He expressed the concern in Lagos while briefing newsmen on the performance of the economy in the first quarter of 2012. He said that the 2012 budget was only passed on March 15 and that it had yet to be signed by the president.
According to him, the delay has a number of implications for the economy which include, among others, further depression in the construction industry.
“This delay has a number of implications for the economy. The public sector is a major driver of economic activities by virtue of the configuration of the economy and resource allocation. Therefore, when the fiscal activity of the government is slowed down, it has a dampening effect on the general cash flow in the economy.
“Capital projects would suffer the risk of poor implementation. This will further take its toll on infrastructure development in the economy. The construction industry which is driven principally by public sector expenditure may be further depressed. Payment of many contractors is dependent on the conclusion of the budget process. The Lagos Chamber of Commerce and Industry is concerned that budget delays have become a recurring phenomenon in the country.”
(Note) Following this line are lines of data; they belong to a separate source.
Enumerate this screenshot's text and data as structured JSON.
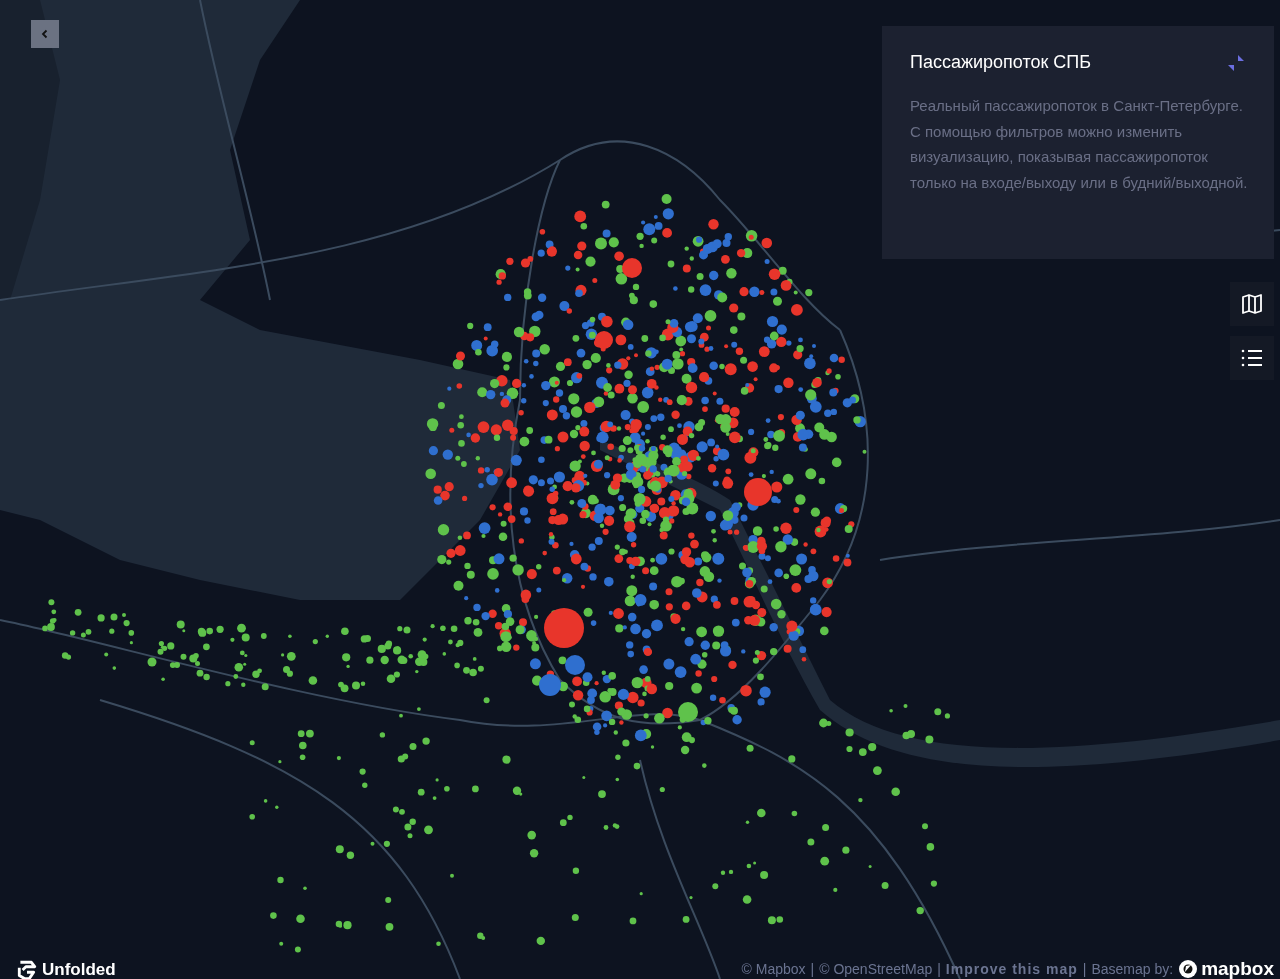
{
  "info_panel": {
    "title": "Пассажиропоток СПБ",
    "description": "Реальный пассажиропоток в Санкт-Петербурге. С помощью фильтров можно изменить визуализацию, показывая пассажиропоток только на входе/выходу или в будний/выходной."
  },
  "footer": {
    "brand": "Unfolded",
    "attribution": [
      {
        "text": "© Mapbox",
        "kind": "link"
      },
      {
        "text": "© OpenStreetMap",
        "kind": "link"
      },
      {
        "text": "Improve this map",
        "kind": "strong"
      }
    ],
    "separator": "|",
    "basemap_label": "Basemap by:",
    "basemap_logo": "mapbox"
  }
}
According to Ibru, unbearable energy cost is putting undue pressure on the manufacturing sector. He argued that if the trend was not reversed, the industrial sector could collapse in a few years.
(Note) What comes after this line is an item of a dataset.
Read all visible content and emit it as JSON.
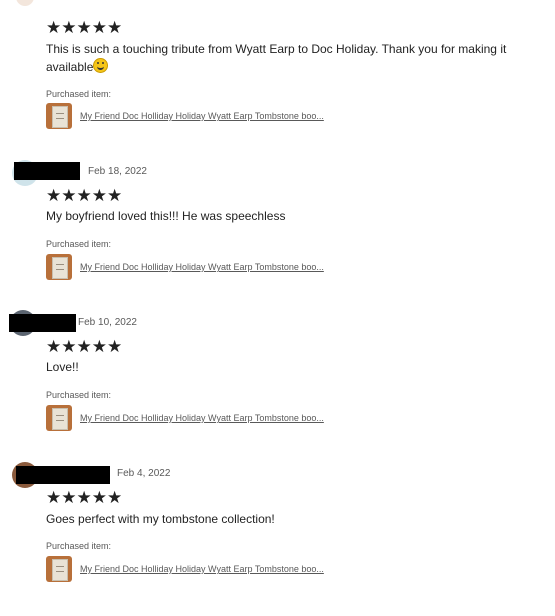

“The manufacturing sector is still groaning under the pressure of huge and unbearable energy cost. Most firms now rely entirely on their power generator for production. The cost is horrendous, diesel cost ranging between N150 and N160 per litre.
“This is added to the problem of dwindling sales, weak consumer demand, high cost of fund, dumping of substandard products at ridiculous prices in the market and unethical practices in the importation process. If the current trend persists, we may not have an industrial sector in a few years to come. That industry will be completely wiped out.”
According to him, only a robust package of incentives could save the manufacturing sector from total collapse.